I became specifically aware of how important our home is for healing while I was recovering from eight months of chemotherapy for stage 3 triple-negative breast cancer. I would come home hyper from the steroids and then the inevitable super crash and the crazy fears that cause the roller coaster of emotions that is so common and often unexpected. I retreated to my house and yard and became super aware of my surroundings. After all those years of design, nothing made me more in tune with my environment. I needed my home to help me. I would lie there exhausted with all my senses wide open and hear myself: “What is that awful smell?” or “What is that noise?” “I need a plant right there.” I had time to read too, and I discovered how important environment is in healing. I just kept tweaking my house and writing more. It was like a design camp! When I finally went in remission, I used that sensitivity in my design. I became so much more sensitive to how we actually live, I recognized how many people were exactly like me—completely taking my home for granted. It’s my family’s home base. Our burrow. Our nest. Our cave.
Design + wellness
The first place to start when you’ve committed to living a green or wellness life is the location of your property. What is the air quality? Is it close to electrical poles? How is your commute for work? Are there any beautiful trees? You can control so many aspects today with air and water filters; you can control lighting and sound and smells.
Lessons from cancer
Getting cancer was the best life lesson I could ever have conjured. I was so stubborn and so blinded by work and proving myself right and bumping through life that I never heard the whispers from my body.
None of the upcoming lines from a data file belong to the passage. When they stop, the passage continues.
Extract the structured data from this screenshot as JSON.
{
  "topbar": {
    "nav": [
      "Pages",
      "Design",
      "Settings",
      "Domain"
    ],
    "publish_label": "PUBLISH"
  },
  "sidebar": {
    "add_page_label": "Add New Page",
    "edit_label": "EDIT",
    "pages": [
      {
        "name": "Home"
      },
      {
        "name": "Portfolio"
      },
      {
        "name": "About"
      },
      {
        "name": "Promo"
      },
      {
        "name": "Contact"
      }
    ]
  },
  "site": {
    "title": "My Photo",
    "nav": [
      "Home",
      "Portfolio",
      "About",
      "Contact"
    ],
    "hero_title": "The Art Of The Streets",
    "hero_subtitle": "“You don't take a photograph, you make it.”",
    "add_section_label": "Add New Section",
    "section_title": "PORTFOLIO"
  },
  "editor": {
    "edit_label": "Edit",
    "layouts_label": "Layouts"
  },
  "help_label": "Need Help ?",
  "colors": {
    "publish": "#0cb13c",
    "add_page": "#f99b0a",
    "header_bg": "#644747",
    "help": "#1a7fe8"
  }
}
I had to be brought to my knees with a complicated cancer that required some of the worst chemo, weeks of daily radiation, that goddamn ice cap to save my hair (another lesson: turns out I’m super vain). I found myself organically doing these amazing, trippy, healing visualizations while lying in my backyard sick as hell thinking, “Wow, I could die sooner than I thought. Is this how I want my children to remember me? What can I do to expand my work and love during this time if I end up dying in the next couple of years if it comes back?” And I went deep. It changed the way I communicate and the way I design. And how I listen.
I have been creating something we’re calling a “cloffice.” A closet/office. It’s my little haven. I have my jewelry and silly collections. I have photos of friends from my wild days in NYC. It’s where I can put on makeup or read a book. Art that didn’t fit in other portions of the house. It’s separate from my work office; it’s my Jungle Room. My imagination playground. It’s a huge luxury, but I had this little room off my master with great windows and I took it over. It grew into a place of inspiration. It’s like a modern, less-focused craft room.
Pro design essentials
OMG. So many things. Really thinking through a contract, knowing what I want/ need out of every single meeting I go to. Be honest with what you are actually good at and hire people who can support you in the things you are weaker at. But don’t trust blindly. Ask questions so you understand all aspects of every single second of your work. It’s hard to make money as a creative, and sadly many people do not understand the brain and lifetime experience it takes to do our craft. So many hidden costs! Find a good formula to charge for your goods, compare that with your first hunch and then research the net for how much a similar item might be elsewhere. Then stick to that price.
You can handle it
An entrepreneurial spirit allows you to bring a solution-based mentality into everything you do. When you know that no matter what is thrown at you that you will be able to figure something out, you get a confidence and resiliency that infiltrates everything you are involved with.
Invest in experiences
An interesting thing my husband Mauricio and I have done while traveling is splurging on getting a local private tour guide whenever we arrive anywhere. We hired
a private guide in Rome for the Sistine Chapel. I was in the Sistine Chapel all alone for a good five minutes. I took off my shoes and felt the cold stone floor. We had the Swiss guard escort us through private rooms. It cost more money than the airfare to get there, and you know what, I still think about it. People go to Rome to buy bags and shoes. Buy an experience instead. You can always get a good Italian bag online now.
Kim Gordon creates homes that function and feel like resorts. Each home is uniquely tailored to the topography of the land, and the physical and emotional health of its residents, working with investors and homeowners to create full-sensory environments designed to recharge, replenish and inspire the people within. A cancer survivor and internationally published designer/builder, Gordon is widely recognized as a pioneer in the eld of wellness real estate.